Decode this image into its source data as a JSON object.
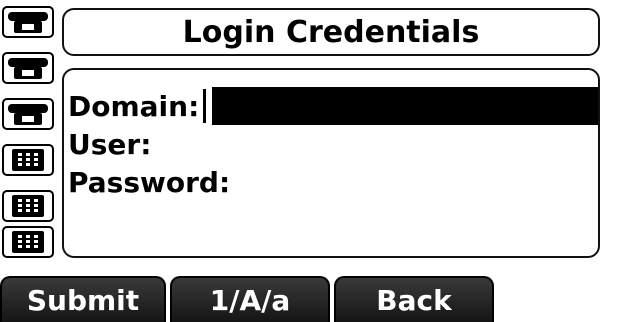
{
  "screen": {
    "title": "Login Credentials"
  },
  "form": {
    "domain_label": "Domain:",
    "domain_value": "",
    "user_label": "User:",
    "password_label": "Password:"
  },
  "linekeys": [
    "handset-icon",
    "handset-icon",
    "handset-icon",
    "keypad-icon",
    "keypad-icon",
    "keypad-icon"
  ],
  "softkeys": {
    "submit": "Submit",
    "mode": "1/A/a",
    "back": "Back"
  },
  "colors": {
    "background": "#ffffff",
    "text": "#000000",
    "softkey_bg": "#222222",
    "softkey_text": "#ffffff",
    "highlight": "#000000"
  }
}
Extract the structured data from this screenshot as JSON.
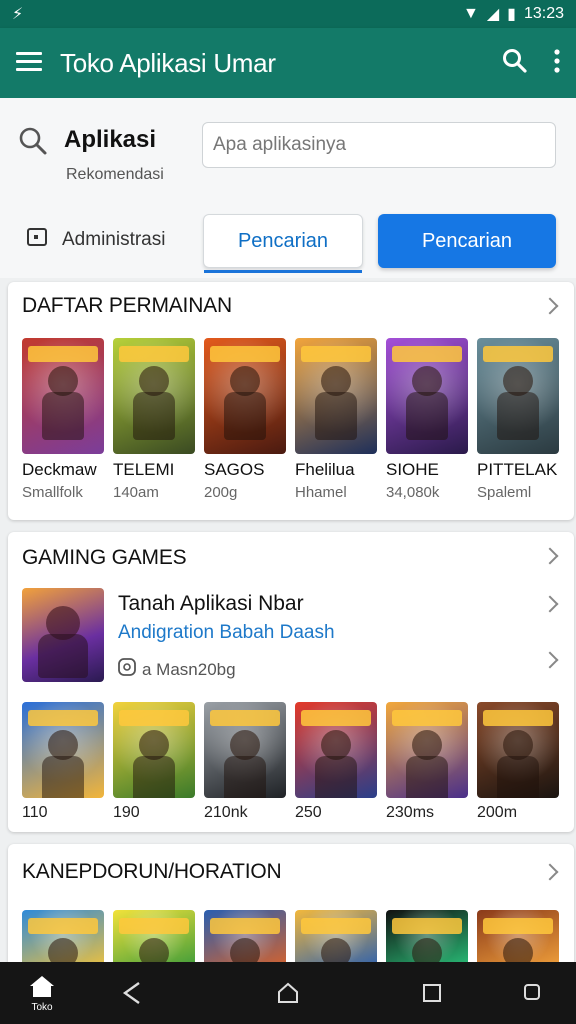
{
  "status": {
    "time": "13:23"
  },
  "appbar": {
    "title": "Toko Aplikasi Umar"
  },
  "search": {
    "label": "Aplikasi",
    "sublabel": "Rekomendasi",
    "placeholder": "Apa aplikasinya"
  },
  "filter": {
    "label": "Administrasi"
  },
  "buttons": {
    "outline_label": "Pencarian",
    "fill_label": "Pencarian"
  },
  "sections": [
    {
      "title": "DAFTAR PERMAINAN",
      "tiles": [
        {
          "name": "Deckmaw",
          "meta": "Smallfolk",
          "colors": [
            "#c23a2e",
            "#7b3d9a"
          ]
        },
        {
          "name": "TELEMI",
          "meta": "140am",
          "colors": [
            "#b7d13a",
            "#3a4a22"
          ]
        },
        {
          "name": "SAGOS",
          "meta": "200g",
          "colors": [
            "#e35a1d",
            "#4a1a10"
          ]
        },
        {
          "name": "Fhelilua",
          "meta": "Hhamel",
          "colors": [
            "#f2a53c",
            "#1e2f5a"
          ]
        },
        {
          "name": "SIOHE",
          "meta": "34,080k",
          "colors": [
            "#a450d8",
            "#2a1a4a"
          ]
        },
        {
          "name": "PITTELAK",
          "meta": "Spaleml",
          "colors": [
            "#6a8f9c",
            "#2b3a40"
          ]
        }
      ]
    },
    {
      "title": "GAMING GAMES",
      "featured": {
        "title": "Tanah Aplikasi Nbar",
        "subtitle": "Andigration Babah Daash",
        "meta": "a Masn20bg"
      },
      "tiles": [
        {
          "rating": "110",
          "colors": [
            "#2a6fd9",
            "#f2b53a"
          ]
        },
        {
          "rating": "190",
          "colors": [
            "#f2d23c",
            "#3a7a2a"
          ]
        },
        {
          "rating": "210nk",
          "colors": [
            "#9aa0a6",
            "#1f2226"
          ]
        },
        {
          "rating": "250",
          "colors": [
            "#e33a2a",
            "#2a3f8a"
          ]
        },
        {
          "rating": "230ms",
          "colors": [
            "#f2a83c",
            "#4a2f8a"
          ]
        },
        {
          "rating": "200m",
          "colors": [
            "#8a4a2a",
            "#1a1410"
          ]
        }
      ]
    },
    {
      "title": "KANEPDORUN/HORATION",
      "tiles": [
        {
          "colors": [
            "#2f8ad9",
            "#f2c23a"
          ]
        },
        {
          "colors": [
            "#f2e23a",
            "#3a9a3a"
          ]
        },
        {
          "colors": [
            "#2a5fb0",
            "#d9632a"
          ]
        },
        {
          "colors": [
            "#f2b83c",
            "#2a5fb0"
          ]
        },
        {
          "colors": [
            "#111111",
            "#2ac27a"
          ]
        },
        {
          "colors": [
            "#8a3a1a",
            "#f2a23c"
          ]
        }
      ]
    }
  ],
  "navbar": {
    "home_label": "Toko"
  }
}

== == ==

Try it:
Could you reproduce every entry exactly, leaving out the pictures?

Exercise solution:
Decode this image into its source data as a JSON object.
{
  "screen": {
    "title": "Login Credentials"
  },
  "form": {
    "domain_label": "Domain:",
    "domain_value": "",
    "user_label": "User:",
    "password_label": "Password:"
  },
  "linekeys": [
    "handset-icon",
    "handset-icon",
    "handset-icon",
    "keypad-icon",
    "keypad-icon",
    "keypad-icon"
  ],
  "softkeys": {
    "submit": "Submit",
    "mode": "1/A/a",
    "back": "Back"
  },
  "colors": {
    "background": "#ffffff",
    "text": "#000000",
    "softkey_bg": "#222222",
    "softkey_text": "#ffffff",
    "highlight": "#000000"
  }
}
Extract the structured data from this screenshot as JSON.
{
  "status": {
    "time": "13:23"
  },
  "appbar": {
    "title": "Toko Aplikasi Umar"
  },
  "search": {
    "label": "Aplikasi",
    "sublabel": "Rekomendasi",
    "placeholder": "Apa aplikasinya"
  },
  "filter": {
    "label": "Administrasi"
  },
  "buttons": {
    "outline_label": "Pencarian",
    "fill_label": "Pencarian"
  },
  "sections": [
    {
      "title": "DAFTAR PERMAINAN",
      "tiles": [
        {
          "name": "Deckmaw",
          "meta": "Smallfolk",
          "colors": [
            "#c23a2e",
            "#7b3d9a"
          ]
        },
        {
          "name": "TELEMI",
          "meta": "140am",
          "colors": [
            "#b7d13a",
            "#3a4a22"
          ]
        },
        {
          "name": "SAGOS",
          "meta": "200g",
          "colors": [
            "#e35a1d",
            "#4a1a10"
          ]
        },
        {
          "name": "Fhelilua",
          "meta": "Hhamel",
          "colors": [
            "#f2a53c",
            "#1e2f5a"
          ]
        },
        {
          "name": "SIOHE",
          "meta": "34,080k",
          "colors": [
            "#a450d8",
            "#2a1a4a"
          ]
        },
        {
          "name": "PITTELAK",
          "meta": "Spaleml",
          "colors": [
            "#6a8f9c",
            "#2b3a40"
          ]
        }
      ]
    },
    {
      "title": "GAMING GAMES",
      "featured": {
        "title": "Tanah Aplikasi Nbar",
        "subtitle": "Andigration Babah Daash",
        "meta": "a Masn20bg"
      },
      "tiles": [
        {
          "rating": "110",
          "colors": [
            "#2a6fd9",
            "#f2b53a"
          ]
        },
        {
          "rating": "190",
          "colors": [
            "#f2d23c",
            "#3a7a2a"
          ]
        },
        {
          "rating": "210nk",
          "colors": [
            "#9aa0a6",
            "#1f2226"
          ]
        },
        {
          "rating": "250",
          "colors": [
            "#e33a2a",
            "#2a3f8a"
          ]
        },
        {
          "rating": "230ms",
          "colors": [
            "#f2a83c",
            "#4a2f8a"
          ]
        },
        {
          "rating": "200m",
          "colors": [
            "#8a4a2a",
            "#1a1410"
          ]
        }
      ]
    },
    {
      "title": "KANEPDORUN/HORATION",
      "tiles": [
        {
          "colors": [
            "#2f8ad9",
            "#f2c23a"
          ]
        },
        {
          "colors": [
            "#f2e23a",
            "#3a9a3a"
          ]
        },
        {
          "colors": [
            "#2a5fb0",
            "#d9632a"
          ]
        },
        {
          "colors": [
            "#f2b83c",
            "#2a5fb0"
          ]
        },
        {
          "colors": [
            "#111111",
            "#2ac27a"
          ]
        },
        {
          "colors": [
            "#8a3a1a",
            "#f2a23c"
          ]
        }
      ]
    }
  ],
  "navbar": {
    "home_label": "Toko"
  }
}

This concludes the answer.